The goal of National Parks is to protect natural beauty, biodiversity, and ecosystems, and to promote scientific research, education, and recreation. According to the National Parks Act Preamble (Authorised Version No. 174)WHEREAS it is in the public interest that certain Crown land characterized by its predominantly unspoilt landscape, and its flora, fauna, or other features, should be reserved and preserved and protected permanently for the benefit of the public‘.

However, the attraction of the tourist dollar for land managers and private companies means that many National Parks in Australia are now the focus of economic benefits rather than conservation of these important and often fragile ecosystems.

National Parks are being viewed by Government, Land Managers, and Tourism bodies as self-funding assets, meaning they are expected to generate serious revenue to support park operations, and to contribute to local economic development, major infrastructure development, local employment, and tourism.

But who serves to benefit?

Not the average Australian. It’s all being done to serve the lucrative tourism market and make our wild places more ‘appealing’ and ‘comfortable’ to the cashed-up tourist, seeking a ‘unique experience’.

In recent years, there has been explosive growth in so-called ‘ecotourism’, with large numbers of ‘consumers’ seeking novel and pampered eco-experiences in remote wilderness locations. They do not seek to preserve nature; they seek to use it to accommodate their own needs. Any time something becomes popular, people want to make money off it. Parks for profit does not provide a long-term sustainable future for our natural world.

The National strategy for the visitor economy, THRIVE 2030 states one of its priorities is to “facilitate investment including through appropriate foreign direct investment programs to create new and refreshed offerings, including by governments working to reduce regulatory barriers to appropriate development of visitor infrastructure such as luxury accommodation in natural environments“.
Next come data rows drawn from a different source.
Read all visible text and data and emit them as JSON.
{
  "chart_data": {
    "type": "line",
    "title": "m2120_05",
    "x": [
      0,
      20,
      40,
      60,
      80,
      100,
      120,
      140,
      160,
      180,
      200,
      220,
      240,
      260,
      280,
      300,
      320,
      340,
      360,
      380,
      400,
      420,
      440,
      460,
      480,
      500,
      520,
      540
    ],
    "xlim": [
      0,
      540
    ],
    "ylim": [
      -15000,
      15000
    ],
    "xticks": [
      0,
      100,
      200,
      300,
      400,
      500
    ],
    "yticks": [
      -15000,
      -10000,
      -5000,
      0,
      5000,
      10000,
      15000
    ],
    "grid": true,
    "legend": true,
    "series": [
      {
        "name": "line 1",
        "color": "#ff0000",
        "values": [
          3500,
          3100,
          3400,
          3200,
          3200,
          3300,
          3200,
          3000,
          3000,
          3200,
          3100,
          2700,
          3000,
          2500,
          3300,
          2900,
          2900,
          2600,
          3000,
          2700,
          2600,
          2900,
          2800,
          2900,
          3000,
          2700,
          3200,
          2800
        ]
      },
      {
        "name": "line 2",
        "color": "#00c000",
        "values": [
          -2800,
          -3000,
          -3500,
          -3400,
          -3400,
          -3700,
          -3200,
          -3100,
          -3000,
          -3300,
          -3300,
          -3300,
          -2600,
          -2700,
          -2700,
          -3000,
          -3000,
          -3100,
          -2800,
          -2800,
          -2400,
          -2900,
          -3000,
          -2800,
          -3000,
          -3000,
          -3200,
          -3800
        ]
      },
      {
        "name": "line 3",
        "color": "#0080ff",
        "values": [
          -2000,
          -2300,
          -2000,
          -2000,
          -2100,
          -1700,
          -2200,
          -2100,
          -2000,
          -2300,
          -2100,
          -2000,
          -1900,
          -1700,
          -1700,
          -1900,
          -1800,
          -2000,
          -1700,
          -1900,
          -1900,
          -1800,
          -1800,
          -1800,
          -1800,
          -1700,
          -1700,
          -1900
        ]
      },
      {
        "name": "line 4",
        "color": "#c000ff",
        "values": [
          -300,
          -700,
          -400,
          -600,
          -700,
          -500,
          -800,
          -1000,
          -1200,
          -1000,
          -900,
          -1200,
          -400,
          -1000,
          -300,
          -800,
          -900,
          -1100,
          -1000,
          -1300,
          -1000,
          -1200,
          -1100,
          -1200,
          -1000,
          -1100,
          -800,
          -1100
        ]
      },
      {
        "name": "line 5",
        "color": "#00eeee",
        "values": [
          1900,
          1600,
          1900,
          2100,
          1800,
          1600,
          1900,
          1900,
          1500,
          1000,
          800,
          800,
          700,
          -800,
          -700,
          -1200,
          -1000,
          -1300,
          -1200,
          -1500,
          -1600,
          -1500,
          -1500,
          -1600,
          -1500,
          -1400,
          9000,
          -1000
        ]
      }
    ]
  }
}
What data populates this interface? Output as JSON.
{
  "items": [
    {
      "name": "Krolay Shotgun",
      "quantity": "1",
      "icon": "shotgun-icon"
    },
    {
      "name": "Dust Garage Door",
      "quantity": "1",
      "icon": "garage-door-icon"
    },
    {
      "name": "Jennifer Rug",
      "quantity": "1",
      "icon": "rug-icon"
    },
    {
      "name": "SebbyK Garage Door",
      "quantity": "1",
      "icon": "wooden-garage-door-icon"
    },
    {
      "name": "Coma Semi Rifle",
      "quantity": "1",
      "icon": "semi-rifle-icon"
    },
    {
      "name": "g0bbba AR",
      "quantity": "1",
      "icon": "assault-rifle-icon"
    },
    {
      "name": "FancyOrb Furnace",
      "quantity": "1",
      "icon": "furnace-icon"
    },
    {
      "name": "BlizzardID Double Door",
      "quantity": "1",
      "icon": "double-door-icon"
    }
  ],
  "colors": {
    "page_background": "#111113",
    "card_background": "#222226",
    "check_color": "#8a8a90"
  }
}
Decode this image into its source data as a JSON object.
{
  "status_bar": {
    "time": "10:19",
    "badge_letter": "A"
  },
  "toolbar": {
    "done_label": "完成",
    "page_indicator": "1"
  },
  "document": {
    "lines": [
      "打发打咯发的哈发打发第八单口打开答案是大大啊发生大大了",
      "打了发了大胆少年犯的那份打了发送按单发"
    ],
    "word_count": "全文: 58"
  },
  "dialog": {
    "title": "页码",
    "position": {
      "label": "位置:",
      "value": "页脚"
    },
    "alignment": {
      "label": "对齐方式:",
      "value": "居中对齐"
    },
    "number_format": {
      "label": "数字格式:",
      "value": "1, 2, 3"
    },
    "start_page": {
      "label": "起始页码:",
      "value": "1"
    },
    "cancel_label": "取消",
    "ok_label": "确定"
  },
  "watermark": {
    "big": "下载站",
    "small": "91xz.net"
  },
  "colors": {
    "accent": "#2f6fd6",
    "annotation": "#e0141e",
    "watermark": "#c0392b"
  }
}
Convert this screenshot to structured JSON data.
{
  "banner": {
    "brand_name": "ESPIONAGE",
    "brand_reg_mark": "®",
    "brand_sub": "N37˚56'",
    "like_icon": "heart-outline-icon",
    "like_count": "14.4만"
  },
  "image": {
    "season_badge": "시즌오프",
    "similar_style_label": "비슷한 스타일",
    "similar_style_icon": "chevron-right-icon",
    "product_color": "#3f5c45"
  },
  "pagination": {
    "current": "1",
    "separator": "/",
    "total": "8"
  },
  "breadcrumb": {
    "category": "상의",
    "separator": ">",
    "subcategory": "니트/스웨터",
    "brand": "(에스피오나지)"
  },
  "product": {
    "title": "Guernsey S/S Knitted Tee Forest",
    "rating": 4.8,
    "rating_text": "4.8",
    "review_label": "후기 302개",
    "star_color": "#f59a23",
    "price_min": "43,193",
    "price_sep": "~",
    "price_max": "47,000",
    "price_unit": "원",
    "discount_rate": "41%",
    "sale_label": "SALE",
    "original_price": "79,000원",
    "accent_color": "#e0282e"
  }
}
We all need to think beyond our own needs and desires and consider what the future of our parks looks like for generations to come. We need to protect our Wilderness areas and National Parks for future generations to enjoy.

We only have once chance to do this. That time is now.